Bottled Water's Environmental Impact Costs 3,500 Times More Than Tap Water

If you have access to good quality tap water, you might want to think twice about reaching for bottled. Image credit: chaiyapruek youprasert/Shutterstock.com

No matter how enthusiastic you are about living an eco-friendly life, compromises probably happen sometimes. For example, on a hot day, maybe you'll buy bottled water. You know it’s not as responsible as tap water, but it can’t be that much worse. Can it?

Well, according to a recent study, that H2O has a hefty price – and we don’t just mean the dollar markup. Researchers found that store-bought bottled water has an environmental impact that is thousands of times higher than taking it from the tap.

The study found that if all of Barcelona switched to bottled water over tap, the increased production would have 1,400 times more impact on ecosystems and cost 3,500 times more via resource extraction. The researchers also estimate that 1.43 species would be lost annually in this scenario.

“Bottled water consumption has sharply increased in the last years worldwide,” explains paper, published in the journal Science of the Total Environment. “This global trend is partly explained by subjective factors like risk perception and organoleptics [sense perception of the water, e.g. taste and smell], lack of trust in public tap water quality, and marketing by the bottled water industry."

"However, bottled water consumption involves much higher environmental impacts compared to public drinking water supply.”

The study analyzed the relative costs and benefits of three different water choices: bottled, tap, and filtered tap water. Normally, this kind of analysis is split into two separate studies: the environmental impact of a decision, and the health impact. However, this research was different – the team looked at both sides of the equation together, coming up with the best choice for both outcomes.

“We estimated the health and environmental impacts of four drinking water scenarios for the Barcelona population: 1) currently observed drinking water sources; a complete shift to 2) tap water; 3) bottled water; or 4) filtered tap water,” says the paper.

“The scenario where the entire population consumed tap water yielded the lowest environmental impact on ecosystems and resources, while the scenario where the entire population drank bottled water yielded the highest impacts (1400 and 3500 times higher for species lost and resource use, respectively).”
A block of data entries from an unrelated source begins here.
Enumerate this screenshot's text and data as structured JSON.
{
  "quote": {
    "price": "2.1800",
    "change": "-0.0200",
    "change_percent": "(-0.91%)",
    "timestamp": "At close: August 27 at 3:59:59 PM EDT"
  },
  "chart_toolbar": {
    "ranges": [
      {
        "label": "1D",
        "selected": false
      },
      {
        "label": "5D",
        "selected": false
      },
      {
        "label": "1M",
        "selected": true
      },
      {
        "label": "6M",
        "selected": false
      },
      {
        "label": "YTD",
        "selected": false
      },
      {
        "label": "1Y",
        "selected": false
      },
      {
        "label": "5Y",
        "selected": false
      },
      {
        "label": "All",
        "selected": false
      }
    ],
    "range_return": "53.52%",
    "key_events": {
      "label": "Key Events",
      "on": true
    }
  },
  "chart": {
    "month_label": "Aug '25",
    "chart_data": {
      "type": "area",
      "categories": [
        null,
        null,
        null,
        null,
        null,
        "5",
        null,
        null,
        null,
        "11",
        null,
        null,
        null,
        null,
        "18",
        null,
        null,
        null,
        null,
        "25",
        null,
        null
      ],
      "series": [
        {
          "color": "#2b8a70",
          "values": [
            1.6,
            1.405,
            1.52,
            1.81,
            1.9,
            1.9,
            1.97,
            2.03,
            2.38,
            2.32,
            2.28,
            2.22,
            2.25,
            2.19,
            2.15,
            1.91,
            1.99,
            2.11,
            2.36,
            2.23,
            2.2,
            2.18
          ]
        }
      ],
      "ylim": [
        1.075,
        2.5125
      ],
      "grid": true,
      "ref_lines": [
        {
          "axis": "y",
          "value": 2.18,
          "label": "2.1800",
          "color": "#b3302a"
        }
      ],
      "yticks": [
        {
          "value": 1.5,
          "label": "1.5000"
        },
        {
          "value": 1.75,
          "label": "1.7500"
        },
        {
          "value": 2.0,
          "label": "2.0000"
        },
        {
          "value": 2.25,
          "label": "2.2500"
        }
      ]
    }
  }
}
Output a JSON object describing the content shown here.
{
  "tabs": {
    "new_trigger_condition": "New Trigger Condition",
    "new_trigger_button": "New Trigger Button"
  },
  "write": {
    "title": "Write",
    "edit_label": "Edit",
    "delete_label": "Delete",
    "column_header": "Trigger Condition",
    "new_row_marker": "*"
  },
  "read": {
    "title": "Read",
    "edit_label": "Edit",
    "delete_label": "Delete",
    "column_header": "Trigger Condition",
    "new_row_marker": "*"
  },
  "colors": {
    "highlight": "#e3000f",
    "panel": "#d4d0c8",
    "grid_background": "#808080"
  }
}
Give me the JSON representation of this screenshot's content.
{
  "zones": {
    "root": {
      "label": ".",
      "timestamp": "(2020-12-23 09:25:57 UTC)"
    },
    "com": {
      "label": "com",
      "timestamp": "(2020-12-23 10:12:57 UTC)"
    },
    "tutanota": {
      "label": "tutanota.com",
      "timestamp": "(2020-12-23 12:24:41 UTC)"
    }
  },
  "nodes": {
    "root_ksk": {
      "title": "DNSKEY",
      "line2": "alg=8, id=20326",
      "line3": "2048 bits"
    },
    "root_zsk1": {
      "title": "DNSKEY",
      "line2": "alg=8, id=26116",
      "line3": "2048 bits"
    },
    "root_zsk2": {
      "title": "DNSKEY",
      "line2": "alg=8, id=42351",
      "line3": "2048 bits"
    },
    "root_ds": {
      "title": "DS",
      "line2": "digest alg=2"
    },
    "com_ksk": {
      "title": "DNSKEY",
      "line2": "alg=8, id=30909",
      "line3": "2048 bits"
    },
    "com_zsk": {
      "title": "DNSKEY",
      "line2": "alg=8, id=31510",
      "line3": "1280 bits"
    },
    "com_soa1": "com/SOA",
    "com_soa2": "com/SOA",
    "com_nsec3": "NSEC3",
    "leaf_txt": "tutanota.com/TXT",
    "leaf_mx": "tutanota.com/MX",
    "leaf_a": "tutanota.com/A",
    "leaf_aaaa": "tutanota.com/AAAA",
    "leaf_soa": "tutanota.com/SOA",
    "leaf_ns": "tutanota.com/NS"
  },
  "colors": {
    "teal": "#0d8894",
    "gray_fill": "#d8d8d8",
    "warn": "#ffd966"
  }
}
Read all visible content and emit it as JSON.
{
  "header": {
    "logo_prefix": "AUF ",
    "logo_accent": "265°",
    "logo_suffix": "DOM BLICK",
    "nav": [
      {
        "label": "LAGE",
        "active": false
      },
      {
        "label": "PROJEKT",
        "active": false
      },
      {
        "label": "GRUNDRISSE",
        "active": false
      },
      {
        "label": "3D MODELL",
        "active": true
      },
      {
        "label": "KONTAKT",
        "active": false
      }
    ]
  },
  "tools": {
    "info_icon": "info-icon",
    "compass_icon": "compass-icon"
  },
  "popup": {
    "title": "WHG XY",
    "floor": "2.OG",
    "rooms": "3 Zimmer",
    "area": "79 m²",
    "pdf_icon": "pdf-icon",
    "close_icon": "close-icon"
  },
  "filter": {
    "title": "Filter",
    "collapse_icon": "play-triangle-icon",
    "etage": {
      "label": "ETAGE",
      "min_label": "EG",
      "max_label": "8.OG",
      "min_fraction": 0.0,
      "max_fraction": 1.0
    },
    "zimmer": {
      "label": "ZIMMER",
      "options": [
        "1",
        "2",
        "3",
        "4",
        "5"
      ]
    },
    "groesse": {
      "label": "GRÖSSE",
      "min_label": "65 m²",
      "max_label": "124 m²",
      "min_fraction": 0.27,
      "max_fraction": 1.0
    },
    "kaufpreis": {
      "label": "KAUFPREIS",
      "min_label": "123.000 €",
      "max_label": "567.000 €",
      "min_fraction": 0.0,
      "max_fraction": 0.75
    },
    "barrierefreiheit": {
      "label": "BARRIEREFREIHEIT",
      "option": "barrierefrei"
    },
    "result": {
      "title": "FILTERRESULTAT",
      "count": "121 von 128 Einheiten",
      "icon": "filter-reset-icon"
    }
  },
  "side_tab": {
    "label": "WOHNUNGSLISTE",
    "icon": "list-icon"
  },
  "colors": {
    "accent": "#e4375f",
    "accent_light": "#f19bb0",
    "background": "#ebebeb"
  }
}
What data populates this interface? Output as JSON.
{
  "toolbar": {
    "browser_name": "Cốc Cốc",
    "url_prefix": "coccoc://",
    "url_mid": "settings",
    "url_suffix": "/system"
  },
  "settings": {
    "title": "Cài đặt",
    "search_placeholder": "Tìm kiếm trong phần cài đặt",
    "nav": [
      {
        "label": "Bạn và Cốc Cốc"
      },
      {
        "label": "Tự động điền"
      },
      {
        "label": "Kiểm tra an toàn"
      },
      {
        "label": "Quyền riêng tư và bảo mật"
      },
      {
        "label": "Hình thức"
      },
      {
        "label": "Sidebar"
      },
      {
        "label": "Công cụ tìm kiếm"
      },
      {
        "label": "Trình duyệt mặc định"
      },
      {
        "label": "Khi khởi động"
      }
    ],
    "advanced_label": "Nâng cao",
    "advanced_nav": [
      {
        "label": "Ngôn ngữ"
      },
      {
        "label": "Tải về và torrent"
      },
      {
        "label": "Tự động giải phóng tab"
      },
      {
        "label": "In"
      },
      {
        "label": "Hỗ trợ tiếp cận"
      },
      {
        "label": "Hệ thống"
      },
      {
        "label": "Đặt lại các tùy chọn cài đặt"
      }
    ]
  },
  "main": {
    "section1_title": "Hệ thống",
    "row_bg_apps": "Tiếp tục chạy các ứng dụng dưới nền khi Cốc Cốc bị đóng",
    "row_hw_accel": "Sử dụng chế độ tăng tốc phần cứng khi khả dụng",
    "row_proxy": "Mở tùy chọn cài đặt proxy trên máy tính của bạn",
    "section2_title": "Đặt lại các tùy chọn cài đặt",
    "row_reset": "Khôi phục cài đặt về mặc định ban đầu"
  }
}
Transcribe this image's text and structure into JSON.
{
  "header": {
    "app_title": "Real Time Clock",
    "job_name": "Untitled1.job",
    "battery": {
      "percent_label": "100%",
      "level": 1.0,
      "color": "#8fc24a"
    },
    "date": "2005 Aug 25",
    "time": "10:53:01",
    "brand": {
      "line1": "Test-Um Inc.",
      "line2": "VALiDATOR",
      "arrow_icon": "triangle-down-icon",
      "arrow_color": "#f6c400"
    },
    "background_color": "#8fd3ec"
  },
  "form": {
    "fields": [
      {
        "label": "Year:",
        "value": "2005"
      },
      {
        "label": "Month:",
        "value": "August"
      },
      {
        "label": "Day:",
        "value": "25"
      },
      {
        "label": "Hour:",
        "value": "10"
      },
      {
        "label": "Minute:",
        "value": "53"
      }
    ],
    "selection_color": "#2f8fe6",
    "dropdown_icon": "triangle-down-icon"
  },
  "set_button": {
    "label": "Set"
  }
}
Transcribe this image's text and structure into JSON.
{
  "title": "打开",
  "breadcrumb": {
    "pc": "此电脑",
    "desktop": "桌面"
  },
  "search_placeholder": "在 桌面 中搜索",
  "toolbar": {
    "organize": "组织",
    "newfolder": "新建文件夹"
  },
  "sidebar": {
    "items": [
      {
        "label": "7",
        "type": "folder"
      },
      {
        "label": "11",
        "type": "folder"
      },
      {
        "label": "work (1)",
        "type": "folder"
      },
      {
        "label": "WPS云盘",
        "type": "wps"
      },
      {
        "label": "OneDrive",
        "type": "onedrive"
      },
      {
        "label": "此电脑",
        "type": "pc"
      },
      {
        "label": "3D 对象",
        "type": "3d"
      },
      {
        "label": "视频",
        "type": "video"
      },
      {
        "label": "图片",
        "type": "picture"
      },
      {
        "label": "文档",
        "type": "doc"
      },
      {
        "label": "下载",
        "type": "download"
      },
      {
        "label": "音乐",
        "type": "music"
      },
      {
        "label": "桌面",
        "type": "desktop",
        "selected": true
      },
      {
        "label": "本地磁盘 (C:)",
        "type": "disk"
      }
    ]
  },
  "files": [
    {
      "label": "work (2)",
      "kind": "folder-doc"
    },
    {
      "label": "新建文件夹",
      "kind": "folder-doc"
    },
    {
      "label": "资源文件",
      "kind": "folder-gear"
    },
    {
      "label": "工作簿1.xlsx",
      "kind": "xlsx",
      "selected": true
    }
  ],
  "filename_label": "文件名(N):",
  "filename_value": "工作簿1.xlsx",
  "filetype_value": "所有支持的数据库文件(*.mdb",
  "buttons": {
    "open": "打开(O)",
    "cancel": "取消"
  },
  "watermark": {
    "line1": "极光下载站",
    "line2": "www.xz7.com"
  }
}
A particular health concern for tap water was the potential for trihalomethane (THM) exposure. These compounds are by-products of the disinfection process of municipal water supplies and are associated with increased bladder cancer risk. However, where public drinking water is safe and high-quality, the authors argue that the risk is far outweighed by the high environmental cost of bottled water.

“Tap water quality has increased substantially in Barcelona since the incorporation of advanced treatments over the last years,” said first author Cristina Villanueva. “While it is true that tap water may contain [THM] derived from the disinfection process […] the risk for health is small, especially when we take into account the overall impacts of bottled water.”

Those impacts, the paper notes, include “non-renewable resource depletion and … the emission of harmful pollutants (e.g. greenhouse gases, particulate matter) into the environment” as well as the well-documented effects on marine life. Micro- and nano plastics have been found almost everywhere – even human placentas – and increased bottled water use only adds to the problem, the team explains.

If you really can’t stand the taste of tap, they note, there’s one solution that’s almost as good: filtering your water.

“Considering both the environmental and the health effects, tap water is a better option than bottled water, because bottled water generates a wider range of impacts,” study co-author Cathryn Tonne explained.

“Filtered tap water is a good alternative. Even though we didn't have enough data to measure its environmental impact fully, we know it is much lower than that of bottled water.”

 


 THIS WEEK IN IFLSCIENCE

Receive our biggest science stories to your inbox weekly!

Comments

If you liked this story, you'll love these

This website uses cookies

This website uses cookies to improve user experience. By continuing to use our website you consent to all cookies in accordance with our cookie policy.